I pray that God, the source of hope, will fill you completely with joy and peace because you trust in him. Then you will overflow with confident hope through the power of the Holy Spirit.

As I read that verse I can’t help but think about those dams overflowing, the roar of the water, and the freedom that is associated with the water finding a place of escape from the boundaries that have been holding it in place.

But it’s talking about hope. For some people hope is like a dry creek bed. We can see the evidence of hope. There used to be a creek or a river here once, but because of the drought it’s been a long time coming. When we live in difficult times, the sense of hope can dry up and it’s only a distant memory.

But the Bible shares a prayer that the dry creek bed of hopelessness and doubt and fear, will once again flow with hope.  The prayer, which is one that I think we can all practice praying says: I pray that God, the source of hope fill you completely with joy and peace because you trust in him. Then you will overflow with confident hope by the power of the Holy Spirit.

The source of hope is God and the expectation of this prayer is that we will trust in this God of hope. Sure you may be experiencing a dry creek bed at the moment and you’re not sure who to trust, and to be fair, there are probably some people you thought you could trust who have let you down. But as you look at that dry creek bed, be reminded that it used to run, and it will run again.

If you’re not used to praying, or you’ve found it hard to pray in the past, this is a great time to start again. It’s a time to pray to the God the source of hope. A God who is trustworthy and dependable.

I’d like to invite you to pray that we together as a society will see God’s hope filling our lives and overflowing so that not only are we filled and overflowing with hope, but that the overflow will impact the lives of people around us.

Please join me in these blogs on a regular basis and share them with your friends.
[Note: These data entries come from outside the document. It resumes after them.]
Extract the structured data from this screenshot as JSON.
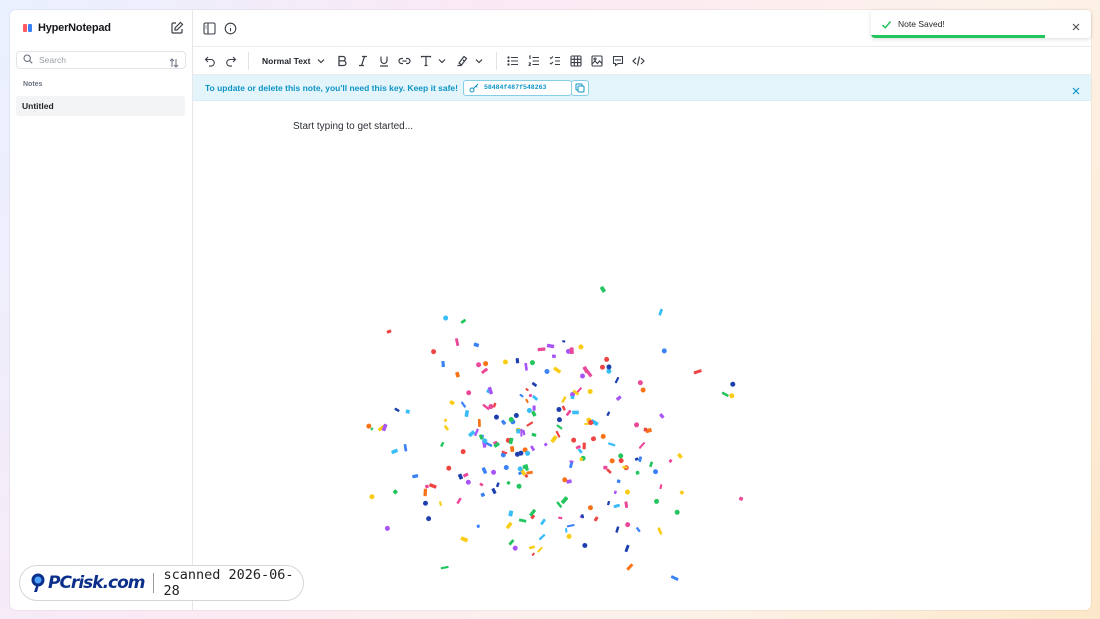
{
  "sidebar": {
    "brand": "HyperNotepad",
    "search_placeholder": "Search",
    "section_label": "Notes",
    "notes": [
      {
        "title": "Untitled"
      }
    ]
  },
  "toolbar": {
    "block_type": "Normal Text"
  },
  "banner": {
    "message": "To update or delete this note, you'll need this key. Keep it safe!",
    "key": "58484f487f548263"
  },
  "editor": {
    "placeholder": "Start typing to get started..."
  },
  "toast": {
    "message": "Note Saved!",
    "progress": 0.79
  },
  "watermark": {
    "brand": "PCrisk.com",
    "scan_text": "scanned 2026-06-28"
  },
  "colors": {
    "accent": "#0d94c6",
    "success": "#22c55e",
    "banner_bg": "#e4f4fb",
    "confetti": [
      "#3b82f6",
      "#38bdf8",
      "#ef4444",
      "#f97316",
      "#facc15",
      "#a855f7",
      "#ec4899",
      "#22c55e",
      "#1e40af"
    ]
  }
}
If you’re in Western Australia you can also hear them on 98.5 Sonshine FM. You can also check out their website for more valuable information.